Out of the blackened wood he rode
into a dark grey dawn,
and thunder chased him with the wolves
over the barren lawn.
Up to the manor walls he flew,
as lightning licked his heels;
pursued by howls and thunderclaps
and the clash of distant steel.
With a splinter and crash the doors fell in,
kicked by his stallion's hooves,
and on he rode up the marble stairs,
without a look to the wolves.
The name he yelled from room to room
was drowned in the thunder’s cry,
and the savage howls of the wolves below
returned as his sole reply.
Out the window and growing near
fire raced down the road;
torches bright in the clouded light,
like gold from a demon's lode.
He leapt from his horse
to find her door, black as the night is dark.
He broke the lock with a pistol shot,
and hounds began to bark.
His sword was out, his blade was bright
with a light that filled the gloom;
His shoulder struck the blackened door;
her cry answered back from the room.
The door stood fast 'gainst all his blows,
held tight by a sorcerous spell,
and all his rage burned futilely bright
like an angel chained in Hell.
In the halls below arose the cries
of wolves and dogs and men,
of teeth and claws and musket blasts,
of death and battle's din.
Up the stairs the clatter came;
the clamor roared down the hall.
He turned away from the cries behind
as the blades began to fall.
His body lay outside the door;
The spell that held it fled.
She stepped in the glow of the morning light—
"You're rescued , lass," they said.

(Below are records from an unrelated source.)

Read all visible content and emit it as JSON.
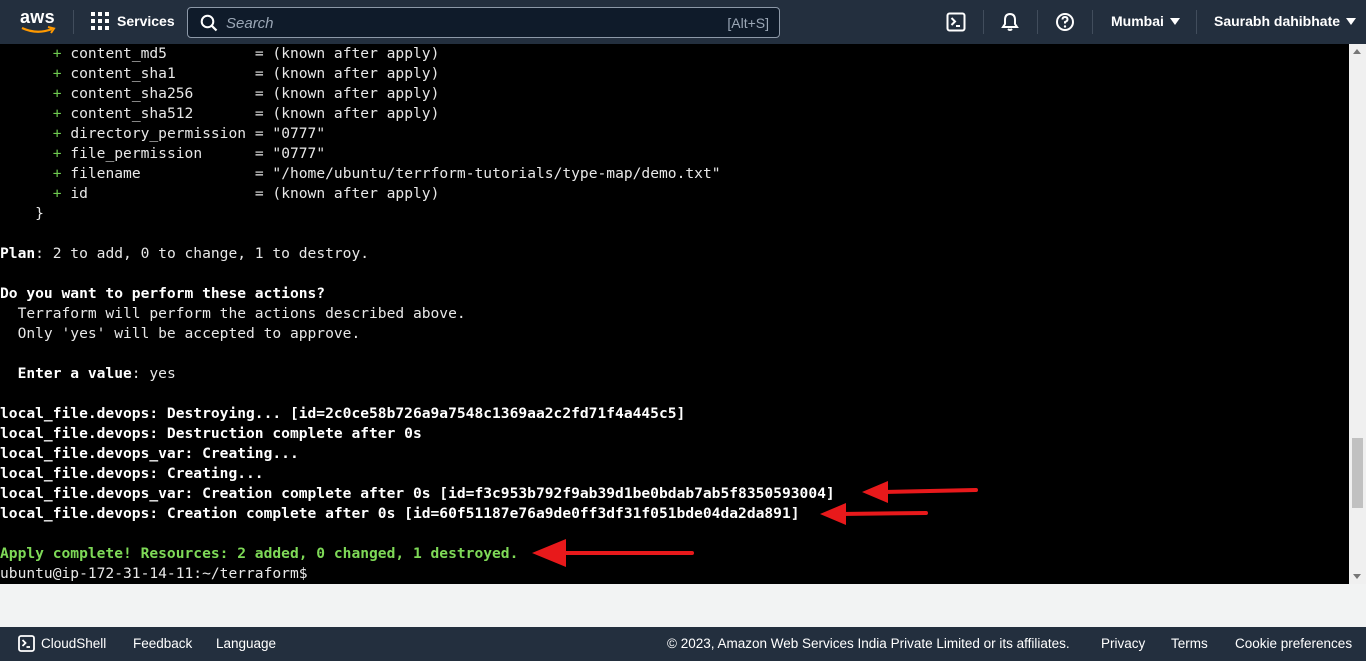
{
  "topnav": {
    "logo_text": "aws",
    "services_label": "Services",
    "search_placeholder": "Search",
    "search_shortcut": "[Alt+S]",
    "region": "Mumbai",
    "user": "Saurabh dahibhate",
    "icons": [
      "cloudshell-icon",
      "notifications-bell-icon",
      "help-icon"
    ]
  },
  "terminal": {
    "attr_lines": [
      {
        "indent": "      ",
        "prefix": "+",
        "key": "content_md5         ",
        "value": "= (known after apply)"
      },
      {
        "indent": "      ",
        "prefix": "+",
        "key": "content_sha1        ",
        "value": "= (known after apply)"
      },
      {
        "indent": "      ",
        "prefix": "+",
        "key": "content_sha256      ",
        "value": "= (known after apply)"
      },
      {
        "indent": "      ",
        "prefix": "+",
        "key": "content_sha512      ",
        "value": "= (known after apply)"
      },
      {
        "indent": "      ",
        "prefix": "+",
        "key": "directory_permission",
        "value": "= \"0777\""
      },
      {
        "indent": "      ",
        "prefix": "+",
        "key": "file_permission     ",
        "value": "= \"0777\""
      },
      {
        "indent": "      ",
        "prefix": "+",
        "key": "filename            ",
        "value": "= \"/home/ubuntu/terrform-tutorials/type-map/demo.txt\""
      },
      {
        "indent": "      ",
        "prefix": "+",
        "key": "id                  ",
        "value": "= (known after apply)"
      }
    ],
    "close_brace": "    }",
    "plan_label": "Plan",
    "plan_text": ": 2 to add, 0 to change, 1 to destroy.",
    "question": "Do you want to perform these actions?",
    "info_1": "  Terraform will perform the actions described above.",
    "info_2": "  Only 'yes' will be accepted to approve.",
    "enter_label": "  Enter a value",
    "enter_colon": ": ",
    "enter_value": "yes",
    "output": [
      "local_file.devops: Destroying... [id=2c0ce58b726a9a7548c1369aa2c2fd71f4a445c5]",
      "local_file.devops: Destruction complete after 0s",
      "local_file.devops_var: Creating...",
      "local_file.devops: Creating...",
      "local_file.devops_var: Creation complete after 0s [id=f3c953b792f9ab39d1be0bdab7ab5f8350593004]",
      "local_file.devops: Creation complete after 0s [id=60f51187e76a9de0ff3df31f051bde04da2da891]"
    ],
    "apply_complete": "Apply complete! Resources: 2 added, 0 changed, 1 destroyed.",
    "prompt": "ubuntu@ip-172-31-14-11:~/terraform$"
  },
  "annotation_color": "#e8191b",
  "footer": {
    "cloudshell": "CloudShell",
    "feedback": "Feedback",
    "language": "Language",
    "copyright": "© 2023, Amazon Web Services India Private Limited or its affiliates.",
    "privacy": "Privacy",
    "terms": "Terms",
    "cookie": "Cookie preferences"
  }
}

©2008 by Howard Shirley. All rights reserved.
In case you're wondering, it's National Poetry Month. In honor of this, I thought I might offer a little something original for your enjoyment, hence the above, which has been languishing on my hard drive in various forms for several years. My goal in writing this was to capture the adventure poems I loved as a boy, which unfortunately I see very little of today. I also wanted to create a story poem that the reader could "fill in" as it were. Who is rescuing whom— and from what? Is the ending fortunate or tragic? You tell me what you see!
--- Howard Shirley